The FOXP3 antibody is a member of the forkhead/winged-helix family with regards to transcriptional regulators and is also a 431 amino acid protein. It is highly conserved across all mammals and is essential for regular immune homeostasis. It is stably expressed at high levels in CD35+CD4 positive regulatory T-cells, but at lower levels in CD4 positive/CD35 negative cells. It is completely absent in CD4 negative-CD8 positive T-cells. It could be a master regulatory gene and specific market for regulatory T-cells.
The FOXP3 antibody comes in polyclonal and monoclonal form. The Polyclonal version has no available clone, and the monoclonal version has a clone of SP97. The immunogen is the synthetic peptide that corresponds to the C-terminus of the same protein in humans. The isotype is the Rabbit IgG, and it has an undetermined epitope. The molecular weight is 50 kDa.
The FOXP3 antibody is designed for use with Immunohistochemistry applications. To begin, you should use Formalin-fixed or paraffin-embedded tissues, as well as deparaffinized slides. You’ll find a variety of sizes available for purchase and most of them are concentrated, which means you will need to dilute them using a ratio of 1:100. If that is the ratio you require, you can also find a pre-diluted formula. However, some protocols and methods will require different dilutions, so pay close attention to what your system says.

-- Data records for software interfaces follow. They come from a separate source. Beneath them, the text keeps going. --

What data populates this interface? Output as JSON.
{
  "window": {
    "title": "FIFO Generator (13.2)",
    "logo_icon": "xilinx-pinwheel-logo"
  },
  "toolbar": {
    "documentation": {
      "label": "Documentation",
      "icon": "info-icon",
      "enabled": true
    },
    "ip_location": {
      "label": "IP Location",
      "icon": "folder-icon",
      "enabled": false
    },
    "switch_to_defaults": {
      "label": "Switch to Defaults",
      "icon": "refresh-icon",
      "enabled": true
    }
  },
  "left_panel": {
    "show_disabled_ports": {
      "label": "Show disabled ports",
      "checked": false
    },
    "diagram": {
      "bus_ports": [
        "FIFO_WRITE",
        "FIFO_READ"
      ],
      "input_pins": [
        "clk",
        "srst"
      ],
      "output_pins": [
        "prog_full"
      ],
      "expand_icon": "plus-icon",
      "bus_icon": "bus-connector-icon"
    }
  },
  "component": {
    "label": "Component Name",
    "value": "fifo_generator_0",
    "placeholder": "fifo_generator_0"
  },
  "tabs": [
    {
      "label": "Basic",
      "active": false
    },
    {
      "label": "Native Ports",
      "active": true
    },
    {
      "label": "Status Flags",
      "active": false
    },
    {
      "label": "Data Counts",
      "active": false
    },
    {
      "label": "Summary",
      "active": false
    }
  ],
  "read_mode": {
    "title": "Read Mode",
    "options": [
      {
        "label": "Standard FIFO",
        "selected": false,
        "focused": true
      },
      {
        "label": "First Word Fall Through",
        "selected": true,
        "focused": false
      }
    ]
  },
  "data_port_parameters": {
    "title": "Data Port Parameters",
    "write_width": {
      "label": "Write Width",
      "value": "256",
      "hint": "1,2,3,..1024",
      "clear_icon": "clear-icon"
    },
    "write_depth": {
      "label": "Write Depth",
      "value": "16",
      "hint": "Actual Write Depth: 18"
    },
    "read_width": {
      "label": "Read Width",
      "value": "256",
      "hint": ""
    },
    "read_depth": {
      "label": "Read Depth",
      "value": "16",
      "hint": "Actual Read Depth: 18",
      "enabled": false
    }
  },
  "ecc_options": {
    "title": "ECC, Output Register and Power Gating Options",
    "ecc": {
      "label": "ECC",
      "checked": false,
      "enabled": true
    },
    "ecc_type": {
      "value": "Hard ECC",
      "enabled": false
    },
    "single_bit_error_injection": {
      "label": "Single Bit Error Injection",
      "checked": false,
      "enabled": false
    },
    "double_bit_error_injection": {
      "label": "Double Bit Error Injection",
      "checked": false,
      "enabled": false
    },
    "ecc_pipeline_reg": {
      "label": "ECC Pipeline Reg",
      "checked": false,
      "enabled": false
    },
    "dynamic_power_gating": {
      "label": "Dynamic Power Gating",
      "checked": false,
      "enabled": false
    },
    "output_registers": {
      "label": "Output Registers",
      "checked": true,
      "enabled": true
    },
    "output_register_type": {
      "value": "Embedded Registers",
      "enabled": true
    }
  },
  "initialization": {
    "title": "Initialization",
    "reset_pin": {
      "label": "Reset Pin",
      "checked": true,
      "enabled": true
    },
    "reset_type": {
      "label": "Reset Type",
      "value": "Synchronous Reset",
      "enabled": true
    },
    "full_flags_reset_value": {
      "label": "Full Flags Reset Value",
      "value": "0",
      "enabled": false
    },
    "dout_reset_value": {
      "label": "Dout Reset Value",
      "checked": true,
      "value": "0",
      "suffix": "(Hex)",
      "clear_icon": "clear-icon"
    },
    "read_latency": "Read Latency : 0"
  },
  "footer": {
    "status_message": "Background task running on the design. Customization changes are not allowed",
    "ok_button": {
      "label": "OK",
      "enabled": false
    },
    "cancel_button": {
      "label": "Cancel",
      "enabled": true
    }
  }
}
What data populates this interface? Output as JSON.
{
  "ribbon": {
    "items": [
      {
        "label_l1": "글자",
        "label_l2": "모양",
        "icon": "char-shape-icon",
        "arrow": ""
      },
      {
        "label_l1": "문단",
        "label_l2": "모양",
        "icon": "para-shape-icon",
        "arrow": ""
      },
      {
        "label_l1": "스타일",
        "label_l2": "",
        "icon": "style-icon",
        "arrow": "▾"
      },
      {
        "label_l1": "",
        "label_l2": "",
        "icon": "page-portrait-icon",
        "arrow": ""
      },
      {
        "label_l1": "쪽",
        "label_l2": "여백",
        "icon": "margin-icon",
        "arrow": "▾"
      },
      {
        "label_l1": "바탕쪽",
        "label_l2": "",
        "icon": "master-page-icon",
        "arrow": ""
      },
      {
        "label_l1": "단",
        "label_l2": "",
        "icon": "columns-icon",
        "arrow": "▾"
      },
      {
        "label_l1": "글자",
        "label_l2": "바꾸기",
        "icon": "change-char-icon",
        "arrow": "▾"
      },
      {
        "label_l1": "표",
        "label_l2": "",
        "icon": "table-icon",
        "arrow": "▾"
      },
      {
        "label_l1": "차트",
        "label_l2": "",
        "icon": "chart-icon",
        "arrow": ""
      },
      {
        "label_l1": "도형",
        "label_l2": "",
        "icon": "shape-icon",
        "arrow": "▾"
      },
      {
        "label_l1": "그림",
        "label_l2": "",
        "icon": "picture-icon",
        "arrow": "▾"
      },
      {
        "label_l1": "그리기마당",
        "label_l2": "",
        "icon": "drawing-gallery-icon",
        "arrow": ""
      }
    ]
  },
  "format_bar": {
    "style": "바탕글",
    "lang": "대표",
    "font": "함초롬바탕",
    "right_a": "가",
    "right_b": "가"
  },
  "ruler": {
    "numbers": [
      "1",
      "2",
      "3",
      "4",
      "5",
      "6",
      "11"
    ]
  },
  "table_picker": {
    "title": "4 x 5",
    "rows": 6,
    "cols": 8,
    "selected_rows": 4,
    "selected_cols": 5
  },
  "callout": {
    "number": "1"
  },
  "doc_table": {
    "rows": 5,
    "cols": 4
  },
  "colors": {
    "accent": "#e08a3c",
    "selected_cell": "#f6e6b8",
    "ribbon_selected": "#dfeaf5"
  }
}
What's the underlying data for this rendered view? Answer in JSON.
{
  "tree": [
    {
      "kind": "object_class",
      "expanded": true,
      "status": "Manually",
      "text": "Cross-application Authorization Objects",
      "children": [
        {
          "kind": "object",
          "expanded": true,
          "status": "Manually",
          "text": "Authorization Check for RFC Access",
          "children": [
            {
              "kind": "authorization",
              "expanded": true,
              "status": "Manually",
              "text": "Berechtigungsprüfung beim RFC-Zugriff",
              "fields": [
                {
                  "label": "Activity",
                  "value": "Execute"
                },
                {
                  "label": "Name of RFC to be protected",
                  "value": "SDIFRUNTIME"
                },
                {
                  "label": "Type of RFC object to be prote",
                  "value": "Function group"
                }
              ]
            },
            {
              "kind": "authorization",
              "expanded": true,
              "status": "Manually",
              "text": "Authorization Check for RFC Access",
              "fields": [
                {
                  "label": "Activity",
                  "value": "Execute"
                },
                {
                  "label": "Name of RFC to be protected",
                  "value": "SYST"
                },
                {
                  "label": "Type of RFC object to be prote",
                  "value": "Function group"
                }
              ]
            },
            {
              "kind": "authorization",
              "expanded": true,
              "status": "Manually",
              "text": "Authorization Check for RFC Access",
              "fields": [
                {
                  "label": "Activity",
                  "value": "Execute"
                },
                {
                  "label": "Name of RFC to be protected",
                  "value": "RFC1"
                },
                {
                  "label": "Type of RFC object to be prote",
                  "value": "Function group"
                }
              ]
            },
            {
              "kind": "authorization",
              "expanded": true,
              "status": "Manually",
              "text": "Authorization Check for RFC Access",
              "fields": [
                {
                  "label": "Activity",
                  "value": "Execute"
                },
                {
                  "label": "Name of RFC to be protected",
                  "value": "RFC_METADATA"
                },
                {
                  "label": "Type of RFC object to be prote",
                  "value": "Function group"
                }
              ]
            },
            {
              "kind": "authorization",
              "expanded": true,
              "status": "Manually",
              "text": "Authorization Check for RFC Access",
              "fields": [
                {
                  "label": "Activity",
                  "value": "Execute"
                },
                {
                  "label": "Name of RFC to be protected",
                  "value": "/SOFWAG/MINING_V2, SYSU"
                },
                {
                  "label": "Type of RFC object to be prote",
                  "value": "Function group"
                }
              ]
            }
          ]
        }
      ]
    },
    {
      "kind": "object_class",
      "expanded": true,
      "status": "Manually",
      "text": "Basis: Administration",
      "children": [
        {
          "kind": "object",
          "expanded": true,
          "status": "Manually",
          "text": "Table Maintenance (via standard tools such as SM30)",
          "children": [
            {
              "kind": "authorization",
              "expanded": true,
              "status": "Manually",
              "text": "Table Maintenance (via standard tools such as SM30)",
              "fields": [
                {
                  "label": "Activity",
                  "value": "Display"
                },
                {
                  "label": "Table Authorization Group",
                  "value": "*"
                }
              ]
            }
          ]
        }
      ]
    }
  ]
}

To retrieve the antigen, you should boil the tissue section for ten minutes in an EDTA buffer with a pH of 8.0. Afterward, allow the concoction to cool for 20 minutes. Then, you should incubate at room temperature for 30 minutes.
The positive control is the tonsil with cellular localization occurring in the nucleus.
The FOXP3 antibody can be used to mark a variety of things in research. Visit Spring Bioscience today to find out more.